Zimbabwe has blocked flights by South Africa's government-owned airline as tensions rise over allegations that Zimbabwe's First Lady assaulted a young model at a luxury hotel in Johannesburg.
South Africa's government said it had not yet decided to grant the Zimbabwe government's request for diplomatic immunity for Grace Mugabe, who has not commented on the allegations.
Local media reported that Mugabe was expected to attend a regional summit with 93-year-old President Robert Mugabe in South Africa's capital, Pretoria, in what would be her first public appearance since the alleged assault Sunday night. But there was no sign of her as of midday.
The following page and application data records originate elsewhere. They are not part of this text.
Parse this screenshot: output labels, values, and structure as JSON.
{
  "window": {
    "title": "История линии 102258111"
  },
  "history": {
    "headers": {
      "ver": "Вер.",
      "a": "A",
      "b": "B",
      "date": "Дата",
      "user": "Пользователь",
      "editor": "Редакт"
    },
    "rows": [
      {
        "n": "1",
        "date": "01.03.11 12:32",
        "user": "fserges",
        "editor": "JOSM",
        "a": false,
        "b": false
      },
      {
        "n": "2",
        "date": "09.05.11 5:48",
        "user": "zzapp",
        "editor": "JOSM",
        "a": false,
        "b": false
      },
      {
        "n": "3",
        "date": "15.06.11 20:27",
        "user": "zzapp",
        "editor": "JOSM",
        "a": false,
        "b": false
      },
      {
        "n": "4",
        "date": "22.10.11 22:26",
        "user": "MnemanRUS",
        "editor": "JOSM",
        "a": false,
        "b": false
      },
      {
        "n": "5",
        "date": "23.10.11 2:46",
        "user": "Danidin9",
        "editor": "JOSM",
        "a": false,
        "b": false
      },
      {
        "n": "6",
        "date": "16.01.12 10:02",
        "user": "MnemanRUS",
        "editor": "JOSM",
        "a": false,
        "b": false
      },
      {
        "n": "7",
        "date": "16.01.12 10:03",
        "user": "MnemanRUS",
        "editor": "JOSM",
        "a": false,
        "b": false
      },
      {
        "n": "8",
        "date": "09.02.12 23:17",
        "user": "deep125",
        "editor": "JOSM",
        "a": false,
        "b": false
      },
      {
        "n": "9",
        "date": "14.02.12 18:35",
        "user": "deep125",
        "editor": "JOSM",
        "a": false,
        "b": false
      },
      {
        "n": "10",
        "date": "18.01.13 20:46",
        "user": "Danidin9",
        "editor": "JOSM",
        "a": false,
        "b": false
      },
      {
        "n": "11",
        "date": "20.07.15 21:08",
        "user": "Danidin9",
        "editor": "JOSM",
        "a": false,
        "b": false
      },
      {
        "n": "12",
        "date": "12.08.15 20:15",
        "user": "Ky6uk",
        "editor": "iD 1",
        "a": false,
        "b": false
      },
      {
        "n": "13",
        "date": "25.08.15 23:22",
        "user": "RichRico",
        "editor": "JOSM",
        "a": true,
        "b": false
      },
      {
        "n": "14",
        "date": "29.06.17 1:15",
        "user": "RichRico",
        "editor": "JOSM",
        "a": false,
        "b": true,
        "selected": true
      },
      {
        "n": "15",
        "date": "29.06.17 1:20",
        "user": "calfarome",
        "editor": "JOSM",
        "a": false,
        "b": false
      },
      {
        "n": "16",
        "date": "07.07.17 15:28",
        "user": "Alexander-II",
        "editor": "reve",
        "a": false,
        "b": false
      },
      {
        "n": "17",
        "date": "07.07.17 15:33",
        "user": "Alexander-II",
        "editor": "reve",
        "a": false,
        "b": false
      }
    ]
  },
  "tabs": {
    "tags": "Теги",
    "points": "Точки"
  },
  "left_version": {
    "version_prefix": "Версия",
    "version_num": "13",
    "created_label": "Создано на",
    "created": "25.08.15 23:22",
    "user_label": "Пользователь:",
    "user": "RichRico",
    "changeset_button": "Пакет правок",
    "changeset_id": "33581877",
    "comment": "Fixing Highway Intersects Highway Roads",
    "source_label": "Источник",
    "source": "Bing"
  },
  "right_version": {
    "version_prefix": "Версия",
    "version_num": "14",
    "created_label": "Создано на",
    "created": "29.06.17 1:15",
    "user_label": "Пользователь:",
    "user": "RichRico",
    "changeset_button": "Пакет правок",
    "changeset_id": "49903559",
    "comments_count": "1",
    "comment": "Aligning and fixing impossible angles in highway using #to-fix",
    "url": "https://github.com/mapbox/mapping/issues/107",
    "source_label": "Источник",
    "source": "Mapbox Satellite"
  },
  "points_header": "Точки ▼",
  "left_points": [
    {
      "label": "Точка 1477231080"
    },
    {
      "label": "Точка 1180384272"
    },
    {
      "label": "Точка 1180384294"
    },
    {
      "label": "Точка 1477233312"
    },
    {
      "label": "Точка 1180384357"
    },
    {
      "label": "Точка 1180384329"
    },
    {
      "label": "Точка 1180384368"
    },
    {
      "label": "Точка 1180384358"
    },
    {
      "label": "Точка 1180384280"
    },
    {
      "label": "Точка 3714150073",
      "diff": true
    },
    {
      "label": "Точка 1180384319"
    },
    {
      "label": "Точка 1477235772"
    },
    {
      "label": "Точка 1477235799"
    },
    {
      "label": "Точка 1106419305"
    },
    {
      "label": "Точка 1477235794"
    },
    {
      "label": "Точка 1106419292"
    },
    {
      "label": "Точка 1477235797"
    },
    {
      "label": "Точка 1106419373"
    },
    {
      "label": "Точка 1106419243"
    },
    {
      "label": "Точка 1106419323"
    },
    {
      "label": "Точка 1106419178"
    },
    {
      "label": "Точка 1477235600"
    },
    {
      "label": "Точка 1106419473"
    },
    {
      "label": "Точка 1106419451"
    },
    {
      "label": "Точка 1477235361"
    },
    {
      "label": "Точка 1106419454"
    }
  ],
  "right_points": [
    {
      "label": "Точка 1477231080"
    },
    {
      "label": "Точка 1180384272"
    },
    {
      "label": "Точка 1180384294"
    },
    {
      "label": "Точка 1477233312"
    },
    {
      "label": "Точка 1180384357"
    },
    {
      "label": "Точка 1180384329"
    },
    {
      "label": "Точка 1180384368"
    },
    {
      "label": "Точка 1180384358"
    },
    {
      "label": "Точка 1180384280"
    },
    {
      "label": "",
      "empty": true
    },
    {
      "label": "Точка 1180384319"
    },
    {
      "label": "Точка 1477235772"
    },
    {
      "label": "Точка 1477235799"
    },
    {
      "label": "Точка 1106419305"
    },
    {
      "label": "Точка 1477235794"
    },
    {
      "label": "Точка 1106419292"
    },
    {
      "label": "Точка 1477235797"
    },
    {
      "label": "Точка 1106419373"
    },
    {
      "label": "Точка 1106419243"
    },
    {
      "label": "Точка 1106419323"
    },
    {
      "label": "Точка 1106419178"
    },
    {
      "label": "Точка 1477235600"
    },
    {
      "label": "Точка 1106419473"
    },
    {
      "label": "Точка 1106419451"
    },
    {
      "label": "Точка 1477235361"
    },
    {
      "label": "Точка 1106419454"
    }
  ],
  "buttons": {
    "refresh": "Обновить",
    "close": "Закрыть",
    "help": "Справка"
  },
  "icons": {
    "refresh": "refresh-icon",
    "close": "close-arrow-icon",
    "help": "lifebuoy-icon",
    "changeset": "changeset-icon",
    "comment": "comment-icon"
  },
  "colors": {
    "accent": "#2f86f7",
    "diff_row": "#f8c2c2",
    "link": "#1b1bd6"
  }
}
Twenty-year-old model Gabriella Engels has claimed that Ms Mugabe whipped her with an extension cord, cutting her forehead. Lawyers for Ms Engels have threatened to go to court if immunity is granted.
Foreign ministry spokesman Nelson Kgwete said in a text message to The Associated Press on Saturday that South Africa was still considering the request.
"Decision yet to be made," Mr Kgwete said.
South African police have issued a "red alert" at borders to ensure Ms Mugabe doesn't leave undetected. Police also say their investigation is complete but needs a government decision on the immunity appeal.
South African Airways said Zimbabwe had placed restrictions on its operations, affecting its flights between the neighbouring countries.
In a statement, the South African government-owned airline said its flight from Zimbabwe's capital to Johannesburg was unable to take off as scheduled Saturday morning. Another flight from Johannesburg to Harare has been cancelled.
South African Airways said Zimbabwean authorities were demanding a "foreign operators permit" to allow the airline to operate in Zimbabwe. It said it has been flying to and from Zimbabwe for more than 20 years and that the permit was never required until Saturday morning.
The statement by the airline does not mention the allegations against Zimbabwe's first lady.
The scandal over Ms Mugabe is a sensitive issue for South Africa as it weighs the possible diplomatic fallout from neighbouring Zimbabwe if it acts against the First Lady - and the likely outrage at home if it grants immunity and allows her to leave.
Some demonstrators protested on Saturday in Pretoria against Mr Mugabe and his wife, saying she should be prosecuted.
It is not clear whether Ms Mugabe entered South Africa on a personal or diplomatic passport.